Preview: Sonny and Strategy
**UPDATE** Like Sonny? Sonny 2017 is now available on iTunes for $2.99!
When it comes to Krin’s cult classic RPG Flash series Sonny, even more than the confusingly handsome zombie heroes, the one thing the players love is the strategy. If you’ve been worrying that the upcoming Sonny game would move away from that, let this preview soothe your fevered brow. While it’s designed to be winnable without grinding for extra levels, the catch is that doing so relies on some thoughtful planning and tactics. Even players who do decide to grind an extra level or three will find the game to be a challenge if they just go in swinging thinking might makes right. Let’s take a look at how combat in Sonny works, and how skills are used to gain the upper-hand and keep you alive. Of course, we won’t be revealing everything in this article… we have to keep some things a surprise, don’t we? Visit the Sonny Press Kit for more, and follow the official Sonny Twitter account.
… uh, or in Sonny’s case, not any deader than you already are. Look, zombies are complicated, okay?!
As you may already know, Sonny is a turn-based RPG. While the green health bar is self-explanatory (don’t let that deplete or you’ll lose the fight!), the blue bar beneath characters represents Focus. When Focus is filled, it’s that character’s turn to attack, be they friend or foe, though only Sonny can be manually directed. While every character has a basic attack they can use over and over, most skills have cooldowns so that you have to wait a few turns before you can use them again. How long you have to wait varies depending on the ability, but as Sonny levels up, you’ll unlock new abilities to use that you can choose to equip on your skill tree with a wide variety of affects. Some skills are passive, meaning they apply an automatic bonus you can’t manually activate, but can be extremely useful nonetheless… Expose, for example, gives every attack Sonny lands a chance to reduce an enemy’s defense by a large amount for the next hit.
Understanding the balance between Focus and skills can be the difference between glorious victory and painful defeat. To use a basic example from the early areas of the game, let’s say you have a powerful enemy with an attack that can K.O. whoever it hits. You could try just defending, but wouldn’t it be easier if the attack didn’t happen at all? An ability like Sonny’s Break will actually stun an enemy it strikes, making them miss their next turn, and completely cancelling the enemy’s powerful attack. You could also use this to temporarily disable an enemy who has boosted itself until its power-ups run their course.
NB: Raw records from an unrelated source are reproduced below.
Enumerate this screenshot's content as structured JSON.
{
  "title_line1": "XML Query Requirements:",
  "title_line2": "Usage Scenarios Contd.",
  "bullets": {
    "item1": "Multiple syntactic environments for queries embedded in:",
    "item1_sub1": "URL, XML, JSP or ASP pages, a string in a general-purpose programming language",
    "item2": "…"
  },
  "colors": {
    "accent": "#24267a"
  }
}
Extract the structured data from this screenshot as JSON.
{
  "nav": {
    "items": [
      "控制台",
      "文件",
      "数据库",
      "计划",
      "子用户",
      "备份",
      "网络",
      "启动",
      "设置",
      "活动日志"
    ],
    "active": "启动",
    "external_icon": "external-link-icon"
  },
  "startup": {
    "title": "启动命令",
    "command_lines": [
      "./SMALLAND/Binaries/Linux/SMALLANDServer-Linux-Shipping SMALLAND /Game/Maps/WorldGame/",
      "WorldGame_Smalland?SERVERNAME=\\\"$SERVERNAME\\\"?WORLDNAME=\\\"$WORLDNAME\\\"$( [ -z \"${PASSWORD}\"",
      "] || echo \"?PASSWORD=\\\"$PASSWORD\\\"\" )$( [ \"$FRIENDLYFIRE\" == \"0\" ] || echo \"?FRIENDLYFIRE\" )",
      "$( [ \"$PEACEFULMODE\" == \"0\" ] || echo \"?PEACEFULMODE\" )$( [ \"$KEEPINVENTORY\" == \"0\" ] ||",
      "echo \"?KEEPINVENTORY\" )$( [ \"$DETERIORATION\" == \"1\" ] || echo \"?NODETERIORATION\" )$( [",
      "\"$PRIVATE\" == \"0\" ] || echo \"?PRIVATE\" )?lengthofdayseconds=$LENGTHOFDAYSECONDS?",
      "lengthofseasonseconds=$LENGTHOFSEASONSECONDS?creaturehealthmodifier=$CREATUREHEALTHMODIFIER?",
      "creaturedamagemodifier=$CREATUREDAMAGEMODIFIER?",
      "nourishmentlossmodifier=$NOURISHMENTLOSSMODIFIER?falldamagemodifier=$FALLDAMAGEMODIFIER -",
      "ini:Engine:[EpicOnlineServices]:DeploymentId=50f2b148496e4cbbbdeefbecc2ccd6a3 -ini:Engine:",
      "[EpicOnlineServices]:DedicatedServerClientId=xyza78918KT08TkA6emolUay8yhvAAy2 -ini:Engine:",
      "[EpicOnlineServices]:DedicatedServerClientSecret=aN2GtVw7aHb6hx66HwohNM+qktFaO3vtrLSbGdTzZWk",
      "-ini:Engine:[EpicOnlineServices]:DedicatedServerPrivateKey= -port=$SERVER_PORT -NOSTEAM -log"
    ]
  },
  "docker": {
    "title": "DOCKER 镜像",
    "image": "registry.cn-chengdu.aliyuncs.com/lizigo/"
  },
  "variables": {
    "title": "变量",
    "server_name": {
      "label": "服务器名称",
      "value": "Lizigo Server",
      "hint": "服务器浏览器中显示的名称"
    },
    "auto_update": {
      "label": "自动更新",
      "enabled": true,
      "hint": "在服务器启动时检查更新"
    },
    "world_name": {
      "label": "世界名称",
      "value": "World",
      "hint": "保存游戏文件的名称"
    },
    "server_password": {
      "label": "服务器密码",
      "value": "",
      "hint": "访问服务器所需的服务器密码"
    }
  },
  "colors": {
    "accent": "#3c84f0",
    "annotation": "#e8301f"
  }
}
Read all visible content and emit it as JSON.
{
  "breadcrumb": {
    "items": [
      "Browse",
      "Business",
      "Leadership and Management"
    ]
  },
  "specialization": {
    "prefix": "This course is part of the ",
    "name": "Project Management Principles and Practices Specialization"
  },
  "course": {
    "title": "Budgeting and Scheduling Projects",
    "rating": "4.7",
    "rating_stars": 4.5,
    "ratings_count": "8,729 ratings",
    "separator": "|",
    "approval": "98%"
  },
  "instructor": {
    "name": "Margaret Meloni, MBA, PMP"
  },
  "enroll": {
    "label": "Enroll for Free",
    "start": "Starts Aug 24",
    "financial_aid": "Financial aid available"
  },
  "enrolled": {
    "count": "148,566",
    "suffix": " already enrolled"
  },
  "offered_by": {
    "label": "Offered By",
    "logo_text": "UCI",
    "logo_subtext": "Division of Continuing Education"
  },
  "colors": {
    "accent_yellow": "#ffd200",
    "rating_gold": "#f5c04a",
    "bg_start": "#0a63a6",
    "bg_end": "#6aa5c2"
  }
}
But what if you’re facing multiple enemies? Since you can’t order your teammates around, how do you get them to attack the target you want? Well, an ability like Sonny’s Wound not only temporarily causes incoming attacks on whoever it targets to do more damage, it also makes the other party members more likely to target that enemy as well. You can make use of skills like this to take out foes who are healing other creatures, or otherwise making a nuisance of themselves, more effectively. This is doubly helpful when considering that certain party members have skills that deal damage more easily against specific enemy types, like heavily armored baddies who may be weaker to corrosive attacks.
Of course, all this is no good if you aren’t planning and watching your timers. Since you can’t spam skills over and over, it’s important to watch your enemies and learn how and when they use their attacks to fight back. This goes double for healing, since ways to recover health are limited, and factors like being poisoned, burned, or otherwise debuffed can put a big hamper on things. You’ll need to look for patterns, take note of how many turns pass before a certain ability is used, and of course, pay attention to any hints your party offers up. There are even certain items you can find and equip that bestow passive bonuses, like Haste or Lifesteal.
There are a lot of other factors that come into play during combat, of course. Take the Frost Wolf in the above screenshot… notice the icon above its health and status display? That means it has the Blood Hunger ability, which allows it to recover half of all the damage it deals as health. Taken with a small enemy like this, it might not seem like such a bad thing, but when enemies come in packs with different abilities that play off of one another, they can become devastating. Many enemies, especially boss characters, will have a massive pool of hit points and much higher stats than Sonny and his teammates, so those seemingly minor buffs get a lot scarier. Add in enemies that are resistant to certain types of damage, or those that deal negative status effects, and, well, you have a game where brains rule before brawn.